1a. Objectives (from AD-416):
1: Derive data and model Salmonella serotype changes in movement from incoming product, through whole bird processing, post-carcass cut-up, to final product. 1A. Develop an exposure assessment (EA) model for Salmonella serotype changes in movement from post-carcass cut-up to final product (cooked chicken parts). 2: Study the survival characteristics for Salmonella serotypes: are there serotypes that survive interventions on farm, in the processing plant and/or final product. 2A. Use the EA model to evaluate efficacy of a plastic chicken house floor for Salmonella serotype control. 3: Derive additional predictive microbiology data of multi-drug resistant (MDR) Salmonella spp., such as Salmonella Typhimurium DT104. 3A. Use MDR Salmonella serotypes to develop the predictive microbiology models needed for the EA model.
1b. Approach (from AD-416):
Predictive microbiology models for contamination, growth and survival of Salmonella serotypes on chicken parts will be developed and linked to form an exposure assessment model that predicts changes in incidence and number of Salmonella serotypes on chicken parts produced by different farm-to-table scenarios. The exposure assessment model will predict consumer exposure to Salmonella serotypes that survive cooking of chicken parts and that cross-contaminate cooked chicken parts during serving. The exposure assessment model will be designed to evaluate effects of interventions on consumer exposure to Salmonella serotypes of chicken origin. The intervention evaluated in the project will be a plastic chicken house floor that has potential to reduce Salmonella serotypes entering the processing plant and surviving on chicken parts after final processing.
3. Progress Report:
A model that predicts consumer exposure to Salmonella from chicken produced by different scenarios is being developed. The model will help regulatory agencies and chicken companies better identify unsafe lots of chicken before they are sold to consumers.
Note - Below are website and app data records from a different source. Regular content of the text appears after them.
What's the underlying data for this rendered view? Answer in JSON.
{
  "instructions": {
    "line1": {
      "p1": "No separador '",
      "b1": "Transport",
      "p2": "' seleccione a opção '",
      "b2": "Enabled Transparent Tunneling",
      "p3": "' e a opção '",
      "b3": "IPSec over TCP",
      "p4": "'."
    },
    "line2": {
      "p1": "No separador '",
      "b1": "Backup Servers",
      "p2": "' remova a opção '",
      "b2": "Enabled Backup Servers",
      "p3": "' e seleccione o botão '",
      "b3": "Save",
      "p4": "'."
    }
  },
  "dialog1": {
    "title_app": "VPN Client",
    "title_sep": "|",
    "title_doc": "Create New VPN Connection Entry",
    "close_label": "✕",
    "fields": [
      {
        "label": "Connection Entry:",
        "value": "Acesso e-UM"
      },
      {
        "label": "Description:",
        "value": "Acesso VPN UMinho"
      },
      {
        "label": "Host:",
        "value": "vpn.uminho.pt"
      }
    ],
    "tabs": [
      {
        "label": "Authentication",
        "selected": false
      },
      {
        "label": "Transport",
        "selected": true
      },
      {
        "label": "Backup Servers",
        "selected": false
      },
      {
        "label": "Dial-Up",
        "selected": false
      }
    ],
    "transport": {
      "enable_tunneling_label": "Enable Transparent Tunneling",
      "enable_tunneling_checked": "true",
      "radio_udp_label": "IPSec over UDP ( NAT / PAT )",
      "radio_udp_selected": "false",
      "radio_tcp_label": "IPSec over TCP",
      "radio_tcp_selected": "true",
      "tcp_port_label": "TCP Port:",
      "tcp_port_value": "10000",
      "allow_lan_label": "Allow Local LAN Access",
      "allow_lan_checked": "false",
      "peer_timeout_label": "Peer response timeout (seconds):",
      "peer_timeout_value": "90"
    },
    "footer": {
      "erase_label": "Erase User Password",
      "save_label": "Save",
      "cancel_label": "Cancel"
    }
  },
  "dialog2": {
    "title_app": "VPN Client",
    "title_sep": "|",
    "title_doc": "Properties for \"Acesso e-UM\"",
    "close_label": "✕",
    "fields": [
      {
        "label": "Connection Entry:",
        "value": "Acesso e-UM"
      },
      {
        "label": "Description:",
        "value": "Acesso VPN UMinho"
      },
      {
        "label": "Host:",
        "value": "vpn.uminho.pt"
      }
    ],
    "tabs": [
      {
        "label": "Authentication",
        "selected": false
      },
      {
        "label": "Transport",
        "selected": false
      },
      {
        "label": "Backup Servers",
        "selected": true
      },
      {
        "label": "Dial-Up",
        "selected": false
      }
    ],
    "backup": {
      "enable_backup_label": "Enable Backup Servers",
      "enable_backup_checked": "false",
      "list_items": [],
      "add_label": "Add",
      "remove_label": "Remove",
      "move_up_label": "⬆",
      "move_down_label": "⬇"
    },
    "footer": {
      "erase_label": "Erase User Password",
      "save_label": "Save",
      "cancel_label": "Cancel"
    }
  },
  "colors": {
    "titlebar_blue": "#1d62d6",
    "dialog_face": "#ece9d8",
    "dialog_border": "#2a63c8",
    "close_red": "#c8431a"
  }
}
This year the model was updated with new data and sub-models (Objective 1). A sub-model for survival and growth of Salmonella on chicken during cold storage was developed and partially validated (Objective 3). Additional data for contamination of chicken parts and cross-contamination of cooked chicken with Salmonella during meal preparation were collected (Objective 2). A robot was purchased that will improve speed and efficiency of data collection.
1. Antibiotic and chlorine resistance in Salmonella. Treatment of chickens with antibiotics can select for Salmonella that are resistant to antibiotics and other antimicrobials. University of Maryland Eastern Shore and ARS researchers at Princess Anne, Maryland examined effects of antibiotic resistance on resistance to chlorine, which is used to kill Salmonella during chicken processing. They found that antibiotic resistance was not correlated with chlorine resistance. Thus, use of antibiotics on-the-farm will not help Salmonella survive chlorine exposure in the processing plant, which is good news for consumers.
2. Short-term freezing of chicken reduces threat of Salmonella. Many consumers buy chicken in bulk and store some in the freezer. ARS and University of Maryland Eastern Shore researchers at Princess Anne, Maryland studied how frozen storage for 6 days affects growth of Salmonella on chicken during meal preparation. They found that short-term freezing injures Salmonella and reduces their growth during meal preparation. Thus, consumer exposure to Salmonella can be reduced by short-term storage of chicken in the freezer before meal preparation.
Oscar, T.P. 2013. Initial contamination of chicken parts with Salmonella at retail and cross-contamination of cooked chicken with Salmonella from raw chicken during meal preparation. Journal of Food Protection. 76:(1)33-39.